## YOUR ASSIGNMENT
Filter the entries that follow, copying every line in which the word "here" appears.

(Element data from apps and pages)
────────────────
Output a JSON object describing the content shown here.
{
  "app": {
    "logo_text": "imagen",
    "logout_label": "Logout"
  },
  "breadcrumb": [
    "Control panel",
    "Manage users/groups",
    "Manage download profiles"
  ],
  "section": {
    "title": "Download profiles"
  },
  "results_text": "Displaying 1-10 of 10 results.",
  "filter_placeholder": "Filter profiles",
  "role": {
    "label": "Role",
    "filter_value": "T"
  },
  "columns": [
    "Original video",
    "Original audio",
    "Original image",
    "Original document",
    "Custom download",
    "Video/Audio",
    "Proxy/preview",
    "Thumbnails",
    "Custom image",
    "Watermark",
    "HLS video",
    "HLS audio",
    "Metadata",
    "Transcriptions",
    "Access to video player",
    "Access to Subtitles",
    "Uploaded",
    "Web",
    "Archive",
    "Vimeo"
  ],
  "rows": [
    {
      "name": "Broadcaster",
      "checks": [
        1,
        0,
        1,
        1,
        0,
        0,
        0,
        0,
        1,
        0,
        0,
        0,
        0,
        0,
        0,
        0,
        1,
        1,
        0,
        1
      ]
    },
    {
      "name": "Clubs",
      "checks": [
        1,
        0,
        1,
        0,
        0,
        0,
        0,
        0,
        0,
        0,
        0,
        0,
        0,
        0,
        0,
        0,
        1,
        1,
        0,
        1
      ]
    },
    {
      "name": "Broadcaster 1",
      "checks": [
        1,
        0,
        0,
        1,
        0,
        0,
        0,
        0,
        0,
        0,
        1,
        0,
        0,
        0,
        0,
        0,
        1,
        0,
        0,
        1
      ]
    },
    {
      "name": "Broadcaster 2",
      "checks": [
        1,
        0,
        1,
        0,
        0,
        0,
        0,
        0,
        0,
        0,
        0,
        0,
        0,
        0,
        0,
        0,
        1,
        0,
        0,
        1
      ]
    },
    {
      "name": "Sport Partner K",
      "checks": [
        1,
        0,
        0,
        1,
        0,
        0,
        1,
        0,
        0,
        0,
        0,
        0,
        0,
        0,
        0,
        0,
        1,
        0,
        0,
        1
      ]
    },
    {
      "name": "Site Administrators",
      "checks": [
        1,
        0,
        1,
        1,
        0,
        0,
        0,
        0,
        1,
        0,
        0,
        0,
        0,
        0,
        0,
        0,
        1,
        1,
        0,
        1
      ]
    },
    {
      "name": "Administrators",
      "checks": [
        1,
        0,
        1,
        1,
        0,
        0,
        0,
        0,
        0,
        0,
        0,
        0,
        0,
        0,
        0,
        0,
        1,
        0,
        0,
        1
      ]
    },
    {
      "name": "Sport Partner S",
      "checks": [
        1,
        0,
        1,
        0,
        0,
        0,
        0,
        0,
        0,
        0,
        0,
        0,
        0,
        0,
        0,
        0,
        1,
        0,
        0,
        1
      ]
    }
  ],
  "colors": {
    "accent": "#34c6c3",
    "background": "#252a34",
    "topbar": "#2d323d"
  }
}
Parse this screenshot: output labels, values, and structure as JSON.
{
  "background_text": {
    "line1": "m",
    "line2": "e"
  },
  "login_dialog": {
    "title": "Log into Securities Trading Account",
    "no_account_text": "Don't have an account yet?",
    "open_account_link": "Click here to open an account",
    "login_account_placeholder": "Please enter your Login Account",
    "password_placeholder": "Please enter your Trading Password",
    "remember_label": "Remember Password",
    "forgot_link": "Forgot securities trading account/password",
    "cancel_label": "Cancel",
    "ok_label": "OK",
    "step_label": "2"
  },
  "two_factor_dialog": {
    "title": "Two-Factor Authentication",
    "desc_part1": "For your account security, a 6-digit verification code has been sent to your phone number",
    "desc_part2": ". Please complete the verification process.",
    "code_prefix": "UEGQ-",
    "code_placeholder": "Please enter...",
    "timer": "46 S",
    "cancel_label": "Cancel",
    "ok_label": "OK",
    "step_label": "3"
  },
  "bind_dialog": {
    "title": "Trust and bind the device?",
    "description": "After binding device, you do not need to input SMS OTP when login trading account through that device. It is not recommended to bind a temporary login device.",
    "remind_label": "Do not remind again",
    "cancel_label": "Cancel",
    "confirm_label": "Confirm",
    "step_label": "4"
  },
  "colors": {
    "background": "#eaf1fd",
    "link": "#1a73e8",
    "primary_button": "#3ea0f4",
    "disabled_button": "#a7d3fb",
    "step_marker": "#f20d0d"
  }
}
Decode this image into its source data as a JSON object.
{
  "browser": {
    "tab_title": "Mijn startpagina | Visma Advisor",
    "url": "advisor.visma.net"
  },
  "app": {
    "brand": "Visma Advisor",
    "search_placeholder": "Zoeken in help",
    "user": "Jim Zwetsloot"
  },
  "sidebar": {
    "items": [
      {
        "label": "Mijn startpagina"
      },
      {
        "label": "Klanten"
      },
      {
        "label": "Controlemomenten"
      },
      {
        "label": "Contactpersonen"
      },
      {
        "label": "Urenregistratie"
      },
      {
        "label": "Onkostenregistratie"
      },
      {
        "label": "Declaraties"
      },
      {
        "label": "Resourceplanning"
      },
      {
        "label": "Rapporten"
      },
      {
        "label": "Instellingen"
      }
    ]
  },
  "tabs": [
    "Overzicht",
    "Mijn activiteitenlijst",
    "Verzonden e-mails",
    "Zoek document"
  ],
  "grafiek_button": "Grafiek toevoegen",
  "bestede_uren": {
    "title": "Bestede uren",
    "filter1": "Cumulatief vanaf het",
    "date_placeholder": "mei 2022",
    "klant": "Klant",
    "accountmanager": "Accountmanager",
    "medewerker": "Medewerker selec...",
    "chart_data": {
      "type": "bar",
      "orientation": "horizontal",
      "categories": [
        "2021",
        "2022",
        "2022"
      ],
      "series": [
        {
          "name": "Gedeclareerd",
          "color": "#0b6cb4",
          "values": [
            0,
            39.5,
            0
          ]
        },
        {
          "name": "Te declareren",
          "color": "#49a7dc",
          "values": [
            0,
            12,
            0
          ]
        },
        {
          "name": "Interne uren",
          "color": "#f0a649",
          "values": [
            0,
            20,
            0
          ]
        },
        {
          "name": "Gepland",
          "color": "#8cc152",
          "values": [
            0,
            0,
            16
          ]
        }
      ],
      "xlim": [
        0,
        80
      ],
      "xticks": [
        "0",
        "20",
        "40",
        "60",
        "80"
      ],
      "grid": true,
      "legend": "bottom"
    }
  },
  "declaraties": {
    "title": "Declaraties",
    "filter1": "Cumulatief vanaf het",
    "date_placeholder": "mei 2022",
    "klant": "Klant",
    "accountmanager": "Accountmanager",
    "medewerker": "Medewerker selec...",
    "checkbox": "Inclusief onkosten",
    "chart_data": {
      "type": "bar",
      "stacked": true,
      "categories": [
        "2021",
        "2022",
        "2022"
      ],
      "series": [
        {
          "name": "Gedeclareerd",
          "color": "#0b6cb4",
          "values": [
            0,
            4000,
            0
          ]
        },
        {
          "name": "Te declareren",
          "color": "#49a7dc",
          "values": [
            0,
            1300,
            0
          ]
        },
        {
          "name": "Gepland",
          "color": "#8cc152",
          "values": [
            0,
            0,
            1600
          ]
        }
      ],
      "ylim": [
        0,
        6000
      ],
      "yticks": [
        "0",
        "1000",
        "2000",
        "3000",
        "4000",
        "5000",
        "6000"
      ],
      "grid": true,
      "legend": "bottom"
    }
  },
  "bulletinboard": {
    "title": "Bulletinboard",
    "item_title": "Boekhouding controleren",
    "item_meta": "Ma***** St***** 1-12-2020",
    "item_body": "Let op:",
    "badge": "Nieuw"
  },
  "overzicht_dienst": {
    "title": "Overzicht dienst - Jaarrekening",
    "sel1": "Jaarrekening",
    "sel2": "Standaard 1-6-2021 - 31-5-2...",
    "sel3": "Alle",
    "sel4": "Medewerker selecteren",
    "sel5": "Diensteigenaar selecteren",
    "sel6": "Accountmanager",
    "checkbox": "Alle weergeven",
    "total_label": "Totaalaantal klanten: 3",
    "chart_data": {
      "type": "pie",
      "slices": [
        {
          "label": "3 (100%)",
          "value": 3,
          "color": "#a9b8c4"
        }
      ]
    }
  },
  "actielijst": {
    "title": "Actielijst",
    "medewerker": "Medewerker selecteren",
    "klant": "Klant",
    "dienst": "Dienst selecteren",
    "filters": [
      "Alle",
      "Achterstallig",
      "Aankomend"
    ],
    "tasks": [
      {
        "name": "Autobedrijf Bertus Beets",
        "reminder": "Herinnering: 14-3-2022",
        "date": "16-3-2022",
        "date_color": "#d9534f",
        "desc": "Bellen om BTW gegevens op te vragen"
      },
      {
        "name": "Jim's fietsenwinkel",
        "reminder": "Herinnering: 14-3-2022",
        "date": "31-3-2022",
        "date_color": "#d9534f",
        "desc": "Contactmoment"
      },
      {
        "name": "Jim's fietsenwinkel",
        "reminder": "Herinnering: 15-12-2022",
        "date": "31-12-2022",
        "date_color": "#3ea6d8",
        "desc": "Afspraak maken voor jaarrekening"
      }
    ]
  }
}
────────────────
## THE ANSWER
Output a JSON object describing the content shown here.
    "open_account_link": "Click here to open an account",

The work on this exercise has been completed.